Novie just doesn’t get the run he would have been looking for in the Omnium Points Race, losing a lap and taking 16th but that disappointment melts away when Simon van Velthooven smashes his previous best time in the Men’s Kilo by a massive 0.7 seconds to claim world championship bronze! It’s an awesome ride and the big fella was pumped up afterwards. Talk about answering the call! After missing out on the Team Sprint he now has really thrown the cat amongst the pigeons and if (I mean when) he backs it up in the keirin it’s becoming very hard for the selectors not to find a way to take four sprinters to London. Why the kilo is not an Olympic event is beyond me. The crowd was into it, unlike many others it’s a very easy event to understand for the viewing public and it remains the ultimate test of a rider’s power and stamina. I would have thought all of that would fit quite nicely with the Olympic ethos but I don’t get an IOC vote, which is probably just as well.
I am a fan of the Elimination in the Omnium – unlike most cycling purists who hate it with a passion. I enjoy carnage. There isn’t as much as suspected though. Just one fall! I guess these blokes know how to handle a bike. Archbold does one incredible maneuver after slipping a foot in the middle of the race and getting it back in at speed very quickly. He does a good job to finish top 6 with Australia’s Glenn O’Shea jumping to the top of the standings at the half-way point of the Omnium courtesy of his second place.
It’s a long night finishing after 11.30 and it was the smallest evening crowd in terms of ticket sales we’re told. I don’t’ know why – it was another great night of action.
Day three promises plenty.

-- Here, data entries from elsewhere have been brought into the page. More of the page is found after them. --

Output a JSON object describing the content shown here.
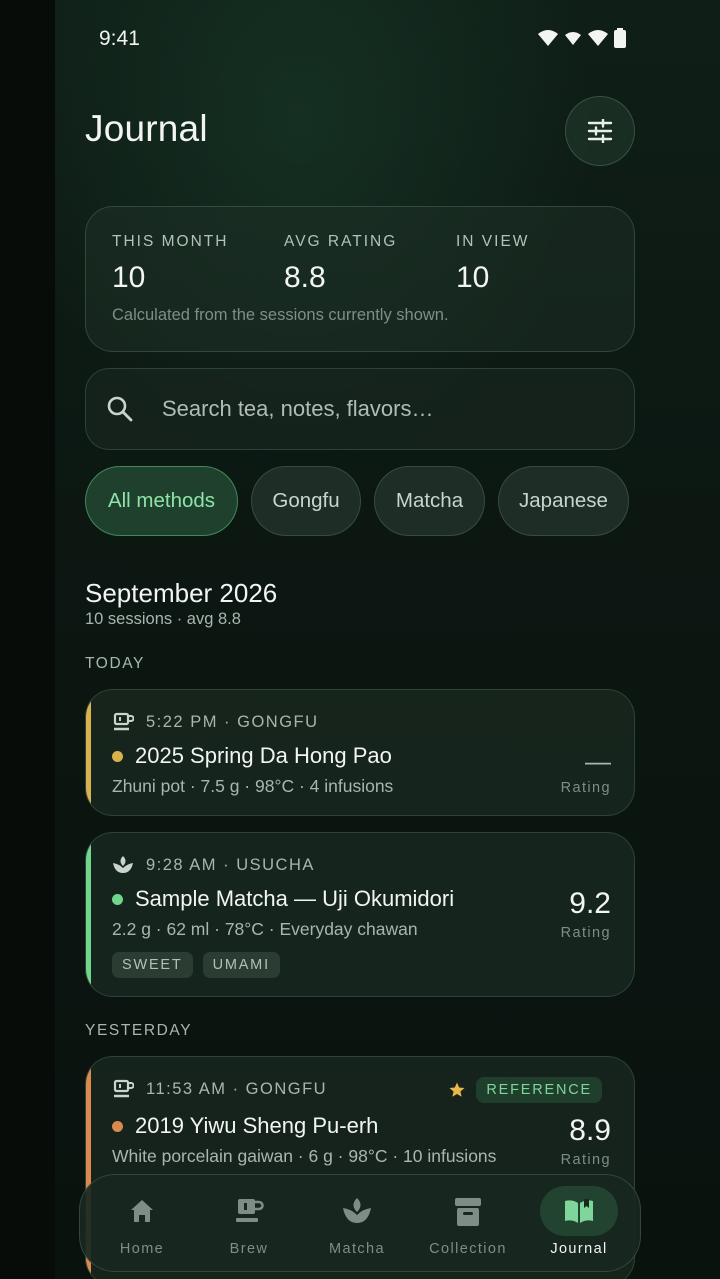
{
  "status_bar": {
    "time": "9:41"
  },
  "header": {
    "title": "Journal",
    "filter_icon": "sliders-icon"
  },
  "stats": [
    {
      "label": "THIS MONTH",
      "value": "10"
    },
    {
      "label": "AVG RATING",
      "value": "8.8"
    },
    {
      "label": "IN VIEW",
      "value": "10"
    }
  ],
  "stats_note": "Calculated from the sessions currently shown.",
  "search": {
    "placeholder": "Search tea, notes, flavors…",
    "value": ""
  },
  "filters": [
    {
      "label": "All methods",
      "active": true
    },
    {
      "label": "Gongfu",
      "active": false
    },
    {
      "label": "Matcha",
      "active": false
    },
    {
      "label": "Japanese",
      "active": false
    }
  ],
  "month": {
    "title": "September 2026",
    "subtitle": "10 sessions · avg 8.8"
  },
  "groups": [
    {
      "label": "TODAY",
      "sessions": [
        {
          "meta": "5:22 PM · GONGFU",
          "icon": "teapot-icon",
          "accent": "#d9b24e",
          "title": "2025 Spring Da Hong Pao",
          "details": "Zhuni pot · 7.5 g · 98°C · 4 infusions",
          "rating": "—",
          "rating_label": "Rating",
          "tags": []
        },
        {
          "meta": "9:28 AM · USUCHA",
          "icon": "leaf-icon",
          "accent": "#6fd68b",
          "title": "Sample Matcha — Uji Okumidori",
          "details": "2.2 g · 62 ml · 78°C · Everyday chawan",
          "rating": "9.2",
          "rating_label": "Rating",
          "tags": [
            "SWEET",
            "UMAMI"
          ]
        }
      ]
    },
    {
      "label": "YESTERDAY",
      "sessions": [
        {
          "meta": "11:53 AM · GONGFU",
          "icon": "teapot-icon",
          "accent": "#d98a4e",
          "title": "2019 Yiwu Sheng Pu-erh",
          "details": "White porcelain gaiwan · 6 g · 98°C · 10 infusions",
          "rating": "8.9",
          "rating_label": "Rating",
          "badge": "REFERENCE",
          "badge_icon": "star-icon",
          "tags": []
        }
      ]
    }
  ],
  "nav": [
    {
      "label": "Home",
      "icon": "home-icon",
      "active": false
    },
    {
      "label": "Brew",
      "icon": "teapot-icon",
      "active": false
    },
    {
      "label": "Matcha",
      "icon": "leaf-icon",
      "active": false
    },
    {
      "label": "Collection",
      "icon": "archive-icon",
      "active": false
    },
    {
      "label": "Journal",
      "icon": "book-icon",
      "active": true
    }
  ],
  "colors": {
    "accent_green": "#6fd68b",
    "star": "#e7b84a",
    "background": "#0b1410"
  }
}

The end of the Womens Sprint including Dale’s woman-crush Anna Meares v Vic Pendleton in the semifinals! How loud is that going to be? The Men Sprint starts including my man-crush Sir Chris Hoy, Sam Webster, Eddie Dawkins, Ethan Mitchell and Matt Archibald. There’s the conclusion of the Men’s Omnium and the Women’s Scratch Race with Gemma Dudley.
I’ll bore you with more stories same time tomorrow.